The Presbyterian Church adopted this policy after the Shincheonji Church started to sue some of their deprogrammers. They now train their evangelists (such as Choo Jin Wook and Cho Hannah) to organize meetings and consultations with parents, and conduct the deprogramming sessions, sometimes with former Shincheonji members.
In concrete terms, Presbyterian pastors are the masterminds of the kidnapping, confinement and coercive de-conversion operations behind the scenes, but they never participate directly in these illegal and criminal activities. They leave this responsibility to family members. As to the agreement to be signed, this is left to family members “to get it”. The pastors turn a blind eye to the way it can be extorted: threats, psychological and physical pressure, violence, and detention. In the case of Ji in Gu in January 2018, it was violence to the point of her death. She was a young woman in her early twenties and a male member of her family was responsible for her murder.
In the case of Hyeon Jeong, an exception was made.
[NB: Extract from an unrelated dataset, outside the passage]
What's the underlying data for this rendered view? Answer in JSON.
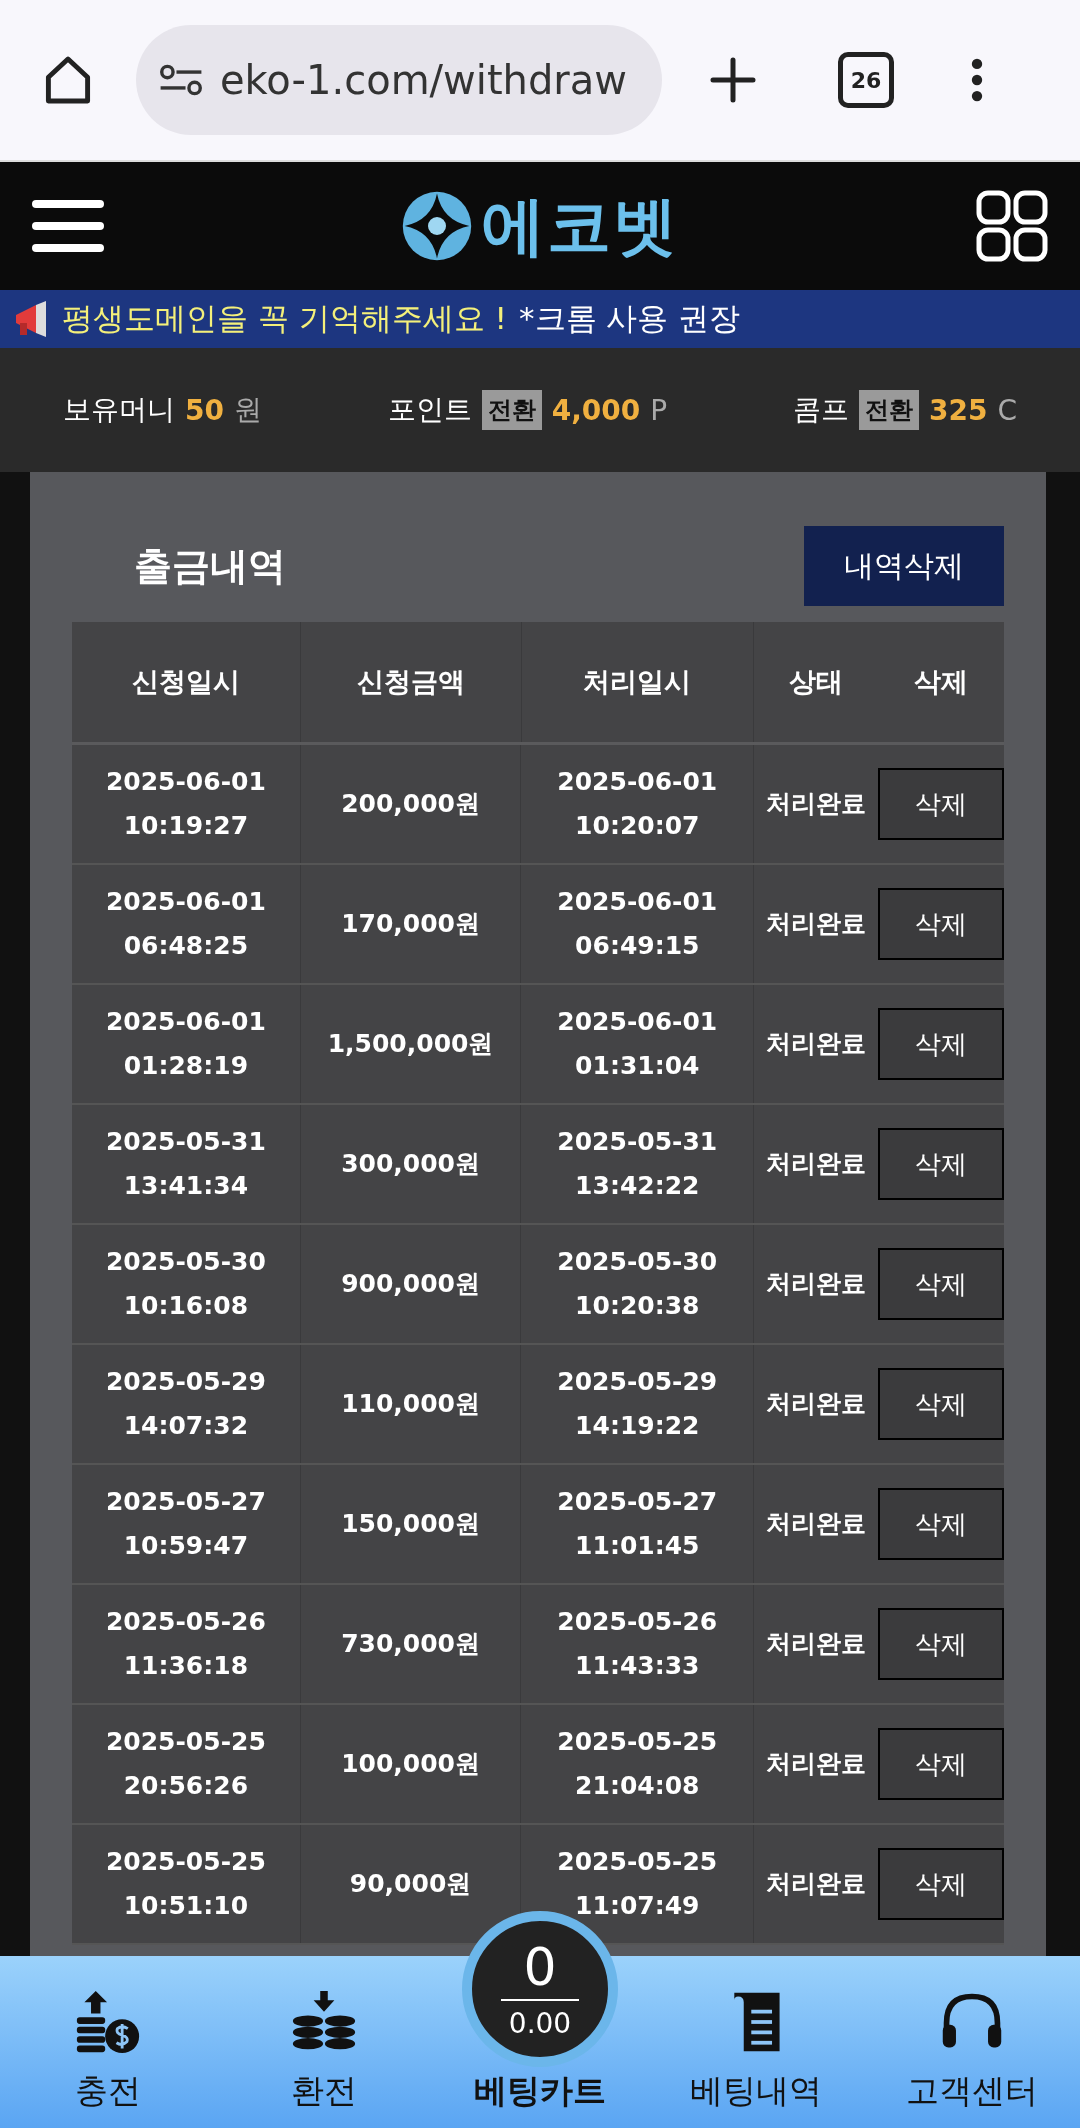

A three-person deprogramming team appeared at the place of confinement although she was still firmly refusing, after 50 days, to sign such an agreement and return to the Presbyterian Church. Moreover, their visit triggered the conditions for her escape attempt and her successful call for help that was heard by neighbors. After that, the police arrived and all persons involved were transferred to the police station for a hearing. This was a very dangerous and unexpected situation for the deprogrammers.
Moreover, the deprogrammers were aware that Hyeon-Jeong was sequestrated by family members. They decided not only to deny assistance to a person in danger, but also to become accomplices to the perpetration of a criminal activity and to physically contribute to the prolongation of her confinement.
In another country, such deprogrammers could be prosecuted for taking an active part in
a criminal activity. In South Korea, they should be aware that incitement to perpetrate illegal and criminal activities could send them to prison in the future.
Human Rights Without Frontiers recommends that the Presbyterian Church in South Korea stop training specific staff to incite other people to forcibly de-convert former members.
Human Rights Without Frontiers recommends that the South Korean authorities prosecute cases of forced change of religion involving abduction, confinement and the use of psychological and physical violence by family members with or without the direct/indirect assistance of outside actors as criminal cases of domestic violence.
(*) Source: Decision of the Court (translation in possession of the author of the article).